Work item |
Copy the whole listing below exactly.

Data for processing |
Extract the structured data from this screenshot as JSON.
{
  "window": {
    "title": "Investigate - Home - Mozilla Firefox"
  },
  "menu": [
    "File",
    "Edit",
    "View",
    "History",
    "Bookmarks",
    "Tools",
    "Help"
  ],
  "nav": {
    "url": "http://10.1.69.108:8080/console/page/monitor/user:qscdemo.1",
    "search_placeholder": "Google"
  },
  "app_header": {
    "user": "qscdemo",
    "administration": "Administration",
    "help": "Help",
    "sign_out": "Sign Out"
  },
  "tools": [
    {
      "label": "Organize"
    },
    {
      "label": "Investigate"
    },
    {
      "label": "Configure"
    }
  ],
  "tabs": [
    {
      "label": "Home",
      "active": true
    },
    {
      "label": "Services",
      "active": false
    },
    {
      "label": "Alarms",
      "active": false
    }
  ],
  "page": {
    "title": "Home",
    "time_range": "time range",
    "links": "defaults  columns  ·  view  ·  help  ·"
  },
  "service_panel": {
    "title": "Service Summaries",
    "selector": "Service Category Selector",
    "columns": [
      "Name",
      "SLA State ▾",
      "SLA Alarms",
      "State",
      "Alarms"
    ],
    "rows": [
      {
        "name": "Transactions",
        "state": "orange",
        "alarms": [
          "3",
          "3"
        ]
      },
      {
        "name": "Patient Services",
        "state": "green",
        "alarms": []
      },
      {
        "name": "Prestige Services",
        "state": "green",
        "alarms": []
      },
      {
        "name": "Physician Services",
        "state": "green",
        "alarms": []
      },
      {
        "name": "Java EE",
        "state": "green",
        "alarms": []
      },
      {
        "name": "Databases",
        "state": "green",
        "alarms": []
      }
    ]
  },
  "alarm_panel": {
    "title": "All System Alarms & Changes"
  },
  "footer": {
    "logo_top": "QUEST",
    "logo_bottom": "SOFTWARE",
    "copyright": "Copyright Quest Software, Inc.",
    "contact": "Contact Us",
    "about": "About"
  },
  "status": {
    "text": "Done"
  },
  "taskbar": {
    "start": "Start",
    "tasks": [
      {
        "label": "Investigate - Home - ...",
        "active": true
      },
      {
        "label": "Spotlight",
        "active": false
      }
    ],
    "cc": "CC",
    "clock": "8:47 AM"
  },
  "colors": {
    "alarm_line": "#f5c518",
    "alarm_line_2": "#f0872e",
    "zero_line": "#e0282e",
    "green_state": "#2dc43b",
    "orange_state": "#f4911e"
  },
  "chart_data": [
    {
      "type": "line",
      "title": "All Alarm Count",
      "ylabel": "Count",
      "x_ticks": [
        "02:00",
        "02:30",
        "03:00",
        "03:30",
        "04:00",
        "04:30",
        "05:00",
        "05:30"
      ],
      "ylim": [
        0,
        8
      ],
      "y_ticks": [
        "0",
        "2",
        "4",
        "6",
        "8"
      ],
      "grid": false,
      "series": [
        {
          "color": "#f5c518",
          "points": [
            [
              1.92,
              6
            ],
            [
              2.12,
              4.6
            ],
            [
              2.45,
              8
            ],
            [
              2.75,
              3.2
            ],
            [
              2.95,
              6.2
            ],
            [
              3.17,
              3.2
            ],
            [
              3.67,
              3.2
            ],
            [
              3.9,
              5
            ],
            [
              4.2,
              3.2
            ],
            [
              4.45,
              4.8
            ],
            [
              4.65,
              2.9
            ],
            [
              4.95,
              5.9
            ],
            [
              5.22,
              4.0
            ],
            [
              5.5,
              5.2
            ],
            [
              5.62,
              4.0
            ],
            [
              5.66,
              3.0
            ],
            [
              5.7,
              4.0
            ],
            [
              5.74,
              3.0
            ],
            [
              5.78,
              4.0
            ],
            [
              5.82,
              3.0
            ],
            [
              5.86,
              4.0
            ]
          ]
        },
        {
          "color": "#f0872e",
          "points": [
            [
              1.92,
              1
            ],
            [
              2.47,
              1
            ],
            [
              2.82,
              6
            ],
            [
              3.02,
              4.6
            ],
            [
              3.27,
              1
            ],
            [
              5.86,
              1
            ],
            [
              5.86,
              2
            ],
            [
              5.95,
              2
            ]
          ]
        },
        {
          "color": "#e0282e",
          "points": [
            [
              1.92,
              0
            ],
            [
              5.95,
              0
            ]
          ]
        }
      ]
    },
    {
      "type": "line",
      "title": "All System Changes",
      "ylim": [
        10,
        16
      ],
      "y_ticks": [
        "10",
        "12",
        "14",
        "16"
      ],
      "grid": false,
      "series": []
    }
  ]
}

Solution |
Extract the structured data from this screenshot as JSON.
{
  "window": {
    "title": "Investigate - Home - Mozilla Firefox"
  },
  "menu": [
    "File",
    "Edit",
    "View",
    "History",
    "Bookmarks",
    "Tools",
    "Help"
  ],
  "nav": {
    "url": "http://10.1.69.108:8080/console/page/monitor/user:qscdemo.1",
    "search_placeholder": "Google"
  },
  "app_header": {
    "user": "qscdemo",
    "administration": "Administration",
    "help": "Help",
    "sign_out": "Sign Out"
  },
  "tools": [
    {
      "label": "Organize"
    },
    {
      "label": "Investigate"
    },
    {
      "label": "Configure"
    }
  ],
  "tabs": [
    {
      "label": "Home",
      "active": true
    },
    {
      "label": "Services",
      "active": false
    },
    {
      "label": "Alarms",
      "active": false
    }
  ],
  "page": {
    "title": "Home",
    "time_range": "time range",
    "links": "defaults  columns  ·  view  ·  help  ·"
  },
  "service_panel": {
    "title": "Service Summaries",
    "selector": "Service Category Selector",
    "columns": [
      "Name",
      "SLA State ▾",
      "SLA Alarms",
      "State",
      "Alarms"
    ],
    "rows": [
      {
        "name": "Transactions",
        "state": "orange",
        "alarms": [
          "3",
          "3"
        ]
      },
      {
        "name": "Patient Services",
        "state": "green",
        "alarms": []
      },
      {
        "name": "Prestige Services",
        "state": "green",
        "alarms": []
      },
      {
        "name": "Physician Services",
        "state": "green",
        "alarms": []
      },
      {
        "name": "Java EE",
        "state": "green",
        "alarms": []
      },
      {
        "name": "Databases",
        "state": "green",
        "alarms": []
      }
    ]
  },
  "alarm_panel": {
    "title": "All System Alarms & Changes"
  },
  "footer": {
    "logo_top": "QUEST",
    "logo_bottom": "SOFTWARE",
    "copyright": "Copyright Quest Software, Inc.",
    "contact": "Contact Us",
    "about": "About"
  },
  "status": {
    "text": "Done"
  },
  "taskbar": {
    "start": "Start",
    "tasks": [
      {
        "label": "Investigate - Home - ...",
        "active": true
      },
      {
        "label": "Spotlight",
        "active": false
      }
    ],
    "cc": "CC",
    "clock": "8:47 AM"
  },
  "colors": {
    "alarm_line": "#f5c518",
    "alarm_line_2": "#f0872e",
    "zero_line": "#e0282e",
    "green_state": "#2dc43b",
    "orange_state": "#f4911e"
  },
  "chart_data": [
    {
      "type": "line",
      "title": "All Alarm Count",
      "ylabel": "Count",
      "x_ticks": [
        "02:00",
        "02:30",
        "03:00",
        "03:30",
        "04:00",
        "04:30",
        "05:00",
        "05:30"
      ],
      "ylim": [
        0,
        8
      ],
      "y_ticks": [
        "0",
        "2",
        "4",
        "6",
        "8"
      ],
      "grid": false,
      "series": [
        {
          "color": "#f5c518",
          "points": [
            [
              1.92,
              6
            ],
            [
              2.12,
              4.6
            ],
            [
              2.45,
              8
            ],
            [
              2.75,
              3.2
            ],
            [
              2.95,
              6.2
            ],
            [
              3.17,
              3.2
            ],
            [
              3.67,
              3.2
            ],
            [
              3.9,
              5
            ],
            [
              4.2,
              3.2
            ],
            [
              4.45,
              4.8
            ],
            [
              4.65,
              2.9
            ],
            [
              4.95,
              5.9
            ],
            [
              5.22,
              4.0
            ],
            [
              5.5,
              5.2
            ],
            [
              5.62,
              4.0
            ],
            [
              5.66,
              3.0
            ],
            [
              5.7,
              4.0
            ],
            [
              5.74,
              3.0
            ],
            [
              5.78,
              4.0
            ],
            [
              5.82,
              3.0
            ],
            [
              5.86,
              4.0
            ]
          ]
        },
        {
          "color": "#f0872e",
          "points": [
            [
              1.92,
              1
            ],
            [
              2.47,
              1
            ],
            [
              2.82,
              6
            ],
            [
              3.02,
              4.6
            ],
            [
              3.27,
              1
            ],
            [
              5.86,
              1
            ],
            [
              5.86,
              2
            ],
            [
              5.95,
              2
            ]
          ]
        },
        {
          "color": "#e0282e",
          "points": [
            [
              1.92,
              0
            ],
            [
              5.95,
              0
            ]
          ]
        }
      ]
    },
    {
      "type": "line",
      "title": "All System Changes",
      "ylim": [
        10,
        16
      ],
      "y_ticks": [
        "10",
        "12",
        "14",
        "16"
      ],
      "grid": false,
      "series": []
    }
  ]
}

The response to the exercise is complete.